## PROBLEM DESCRIPTION:
Where in the entries below does "actions" appear? Copy every line that has it.

[Data about app and page elements]

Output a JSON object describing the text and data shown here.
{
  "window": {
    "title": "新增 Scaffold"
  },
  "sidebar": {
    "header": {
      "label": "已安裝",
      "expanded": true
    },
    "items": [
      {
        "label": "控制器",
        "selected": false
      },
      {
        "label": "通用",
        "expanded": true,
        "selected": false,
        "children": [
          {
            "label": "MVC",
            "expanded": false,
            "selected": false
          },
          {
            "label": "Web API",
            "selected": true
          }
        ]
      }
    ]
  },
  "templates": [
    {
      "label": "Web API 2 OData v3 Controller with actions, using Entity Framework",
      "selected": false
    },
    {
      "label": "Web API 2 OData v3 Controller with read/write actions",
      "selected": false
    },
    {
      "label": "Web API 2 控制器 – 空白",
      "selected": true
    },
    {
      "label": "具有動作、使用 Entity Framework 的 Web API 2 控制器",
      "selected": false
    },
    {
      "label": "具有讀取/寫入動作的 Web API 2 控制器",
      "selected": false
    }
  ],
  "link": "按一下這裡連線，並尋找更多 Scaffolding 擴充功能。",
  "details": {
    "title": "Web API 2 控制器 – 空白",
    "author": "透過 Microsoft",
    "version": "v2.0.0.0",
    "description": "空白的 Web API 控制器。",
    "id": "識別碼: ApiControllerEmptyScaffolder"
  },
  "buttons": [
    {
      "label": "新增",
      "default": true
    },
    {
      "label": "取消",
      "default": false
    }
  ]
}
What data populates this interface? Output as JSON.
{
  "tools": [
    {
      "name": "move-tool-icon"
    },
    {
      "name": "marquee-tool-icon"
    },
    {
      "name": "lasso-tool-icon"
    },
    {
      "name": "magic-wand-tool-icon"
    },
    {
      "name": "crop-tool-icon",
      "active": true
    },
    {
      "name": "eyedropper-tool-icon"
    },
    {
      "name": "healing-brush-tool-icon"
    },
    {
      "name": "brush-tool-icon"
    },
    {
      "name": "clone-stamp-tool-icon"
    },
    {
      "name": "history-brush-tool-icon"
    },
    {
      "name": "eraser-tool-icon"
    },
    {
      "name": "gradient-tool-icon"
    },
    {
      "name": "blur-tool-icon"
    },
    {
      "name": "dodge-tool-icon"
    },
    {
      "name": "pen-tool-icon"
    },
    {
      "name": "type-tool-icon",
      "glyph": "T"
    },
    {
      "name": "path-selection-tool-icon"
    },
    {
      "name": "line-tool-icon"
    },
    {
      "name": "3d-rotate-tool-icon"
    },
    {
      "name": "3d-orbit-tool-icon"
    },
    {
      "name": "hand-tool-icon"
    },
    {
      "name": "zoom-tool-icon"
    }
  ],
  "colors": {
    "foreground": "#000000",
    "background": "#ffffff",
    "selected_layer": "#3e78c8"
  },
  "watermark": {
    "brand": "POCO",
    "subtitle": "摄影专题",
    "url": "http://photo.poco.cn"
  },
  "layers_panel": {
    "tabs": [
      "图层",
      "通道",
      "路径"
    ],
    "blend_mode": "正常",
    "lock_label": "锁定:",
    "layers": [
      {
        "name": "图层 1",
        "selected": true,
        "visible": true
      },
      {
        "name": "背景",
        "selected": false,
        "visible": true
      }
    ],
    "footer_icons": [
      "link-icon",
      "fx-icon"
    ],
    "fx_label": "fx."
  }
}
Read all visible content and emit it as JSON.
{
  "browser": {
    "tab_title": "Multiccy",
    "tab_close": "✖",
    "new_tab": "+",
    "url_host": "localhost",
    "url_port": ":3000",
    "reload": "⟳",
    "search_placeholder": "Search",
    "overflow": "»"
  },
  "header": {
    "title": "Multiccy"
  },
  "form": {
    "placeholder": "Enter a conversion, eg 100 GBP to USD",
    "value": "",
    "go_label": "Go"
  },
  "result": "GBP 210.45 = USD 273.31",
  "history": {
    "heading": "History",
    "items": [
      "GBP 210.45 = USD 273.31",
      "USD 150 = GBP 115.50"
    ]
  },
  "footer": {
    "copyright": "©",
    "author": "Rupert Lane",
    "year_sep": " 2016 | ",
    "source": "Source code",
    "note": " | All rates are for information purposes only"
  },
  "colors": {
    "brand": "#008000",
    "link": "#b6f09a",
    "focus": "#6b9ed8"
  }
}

## EXPECTED ANSWER:
      "label": "Web API 2 OData v3 Controller with actions, using Entity Framework",
      "label": "Web API 2 OData v3 Controller with read/write actions",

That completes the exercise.